Data about app and page elements:
—————

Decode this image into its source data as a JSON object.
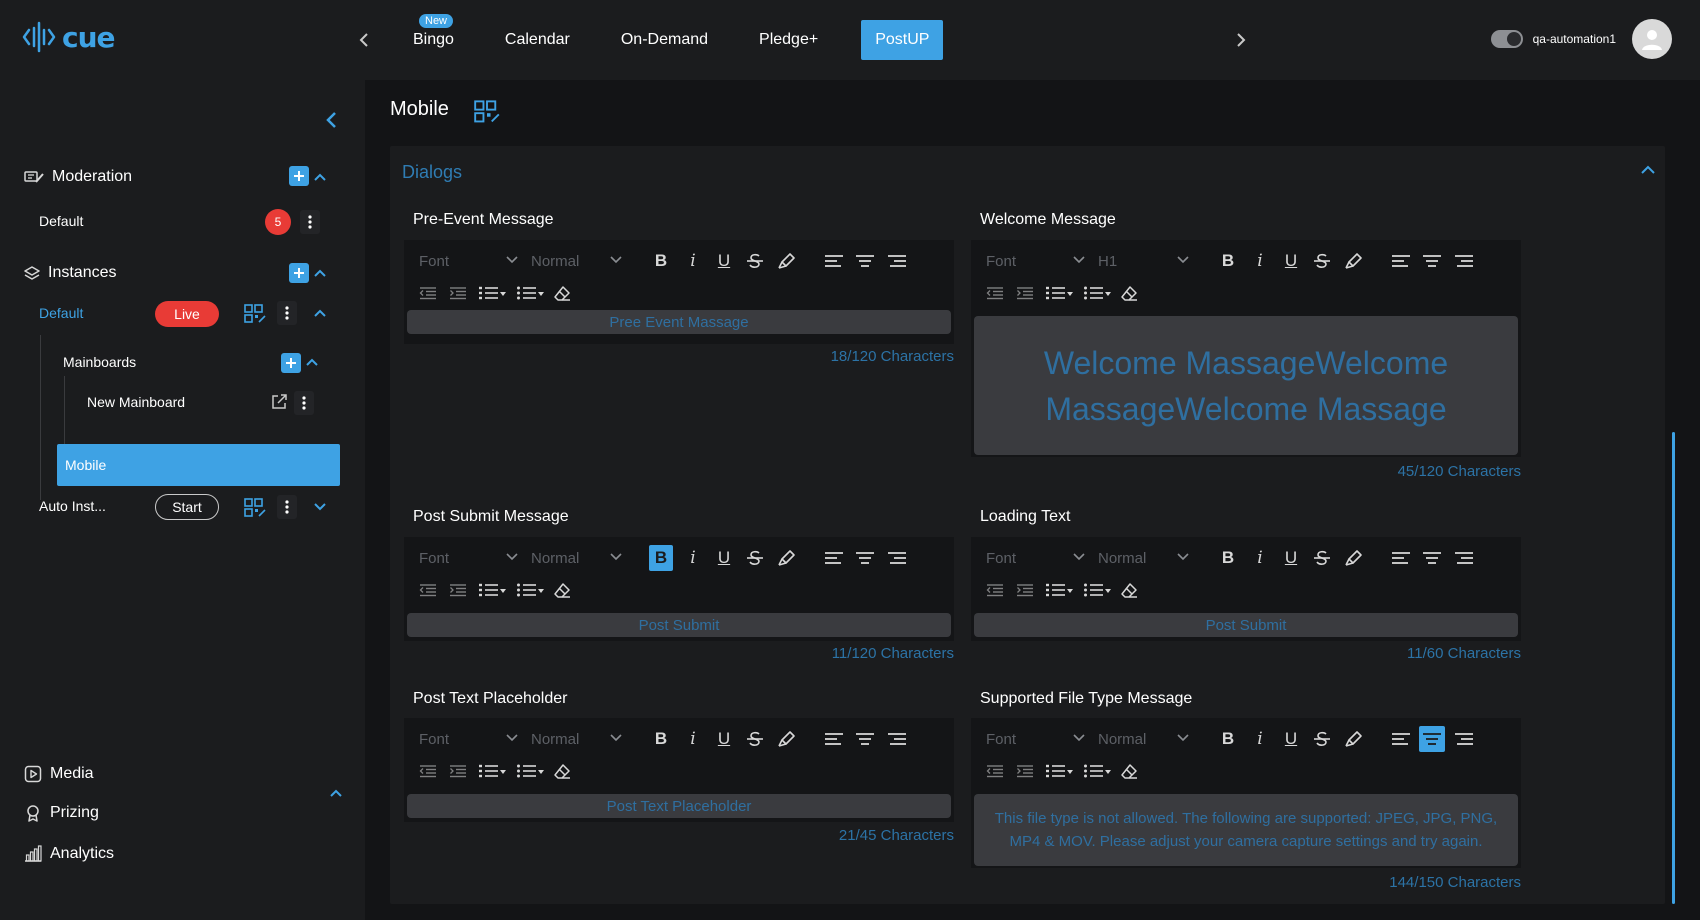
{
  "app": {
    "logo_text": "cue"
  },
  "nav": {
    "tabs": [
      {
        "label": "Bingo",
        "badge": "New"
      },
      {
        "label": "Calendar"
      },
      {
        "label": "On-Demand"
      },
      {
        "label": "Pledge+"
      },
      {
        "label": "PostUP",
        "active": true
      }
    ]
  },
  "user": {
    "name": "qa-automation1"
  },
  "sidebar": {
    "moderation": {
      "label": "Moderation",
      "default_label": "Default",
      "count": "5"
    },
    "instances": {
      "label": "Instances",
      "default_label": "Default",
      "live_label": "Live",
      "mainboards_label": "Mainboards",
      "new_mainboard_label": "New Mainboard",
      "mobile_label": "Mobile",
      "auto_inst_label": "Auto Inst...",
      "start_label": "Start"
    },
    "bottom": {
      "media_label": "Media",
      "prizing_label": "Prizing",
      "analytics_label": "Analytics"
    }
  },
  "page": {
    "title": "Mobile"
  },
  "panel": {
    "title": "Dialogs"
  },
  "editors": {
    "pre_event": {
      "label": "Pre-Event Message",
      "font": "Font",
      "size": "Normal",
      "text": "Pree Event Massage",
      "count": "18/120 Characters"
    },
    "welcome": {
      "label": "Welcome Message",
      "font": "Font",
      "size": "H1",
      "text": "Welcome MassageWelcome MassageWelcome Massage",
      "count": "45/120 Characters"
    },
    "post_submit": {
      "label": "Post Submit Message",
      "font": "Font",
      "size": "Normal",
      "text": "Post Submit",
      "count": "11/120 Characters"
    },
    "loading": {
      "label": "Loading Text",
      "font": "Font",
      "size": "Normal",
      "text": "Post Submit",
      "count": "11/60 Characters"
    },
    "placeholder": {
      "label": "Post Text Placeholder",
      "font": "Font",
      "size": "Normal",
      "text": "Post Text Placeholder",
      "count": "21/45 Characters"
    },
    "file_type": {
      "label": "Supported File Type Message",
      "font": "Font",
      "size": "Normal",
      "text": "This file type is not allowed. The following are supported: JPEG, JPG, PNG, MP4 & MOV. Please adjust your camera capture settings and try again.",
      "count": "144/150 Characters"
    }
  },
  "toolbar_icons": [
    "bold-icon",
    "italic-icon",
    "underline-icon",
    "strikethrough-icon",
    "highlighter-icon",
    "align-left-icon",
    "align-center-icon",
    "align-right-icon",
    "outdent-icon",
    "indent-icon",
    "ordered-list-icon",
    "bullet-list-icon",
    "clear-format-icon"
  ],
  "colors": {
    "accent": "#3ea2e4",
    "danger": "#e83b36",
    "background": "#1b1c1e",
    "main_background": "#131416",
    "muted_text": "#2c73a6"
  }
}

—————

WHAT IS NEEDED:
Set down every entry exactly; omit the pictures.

TASK ANSWER:
Decode this image into its source data as a JSON object.
{
  "app": {
    "logo_text": "cue"
  },
  "nav": {
    "tabs": [
      {
        "label": "Bingo",
        "badge": "New"
      },
      {
        "label": "Calendar"
      },
      {
        "label": "On-Demand"
      },
      {
        "label": "Pledge+"
      },
      {
        "label": "PostUP",
        "active": true
      }
    ]
  },
  "user": {
    "name": "qa-automation1"
  },
  "sidebar": {
    "moderation": {
      "label": "Moderation",
      "default_label": "Default",
      "count": "5"
    },
    "instances": {
      "label": "Instances",
      "default_label": "Default",
      "live_label": "Live",
      "mainboards_label": "Mainboards",
      "new_mainboard_label": "New Mainboard",
      "mobile_label": "Mobile",
      "auto_inst_label": "Auto Inst...",
      "start_label": "Start"
    },
    "bottom": {
      "media_label": "Media",
      "prizing_label": "Prizing",
      "analytics_label": "Analytics"
    }
  },
  "page": {
    "title": "Mobile"
  },
  "panel": {
    "title": "Dialogs"
  },
  "editors": {
    "pre_event": {
      "label": "Pre-Event Message",
      "font": "Font",
      "size": "Normal",
      "text": "Pree Event Massage",
      "count": "18/120 Characters"
    },
    "welcome": {
      "label": "Welcome Message",
      "font": "Font",
      "size": "H1",
      "text": "Welcome MassageWelcome MassageWelcome Massage",
      "count": "45/120 Characters"
    },
    "post_submit": {
      "label": "Post Submit Message",
      "font": "Font",
      "size": "Normal",
      "text": "Post Submit",
      "count": "11/120 Characters"
    },
    "loading": {
      "label": "Loading Text",
      "font": "Font",
      "size": "Normal",
      "text": "Post Submit",
      "count": "11/60 Characters"
    },
    "placeholder": {
      "label": "Post Text Placeholder",
      "font": "Font",
      "size": "Normal",
      "text": "Post Text Placeholder",
      "count": "21/45 Characters"
    },
    "file_type": {
      "label": "Supported File Type Message",
      "font": "Font",
      "size": "Normal",
      "text": "This file type is not allowed. The following are supported: JPEG, JPG, PNG, MP4 & MOV. Please adjust your camera capture settings and try again.",
      "count": "144/150 Characters"
    }
  },
  "toolbar_icons": [
    "bold-icon",
    "italic-icon",
    "underline-icon",
    "strikethrough-icon",
    "highlighter-icon",
    "align-left-icon",
    "align-center-icon",
    "align-right-icon",
    "outdent-icon",
    "indent-icon",
    "ordered-list-icon",
    "bullet-list-icon",
    "clear-format-icon"
  ],
  "colors": {
    "accent": "#3ea2e4",
    "danger": "#e83b36",
    "background": "#1b1c1e",
    "main_background": "#131416",
    "muted_text": "#2c73a6"
  }
}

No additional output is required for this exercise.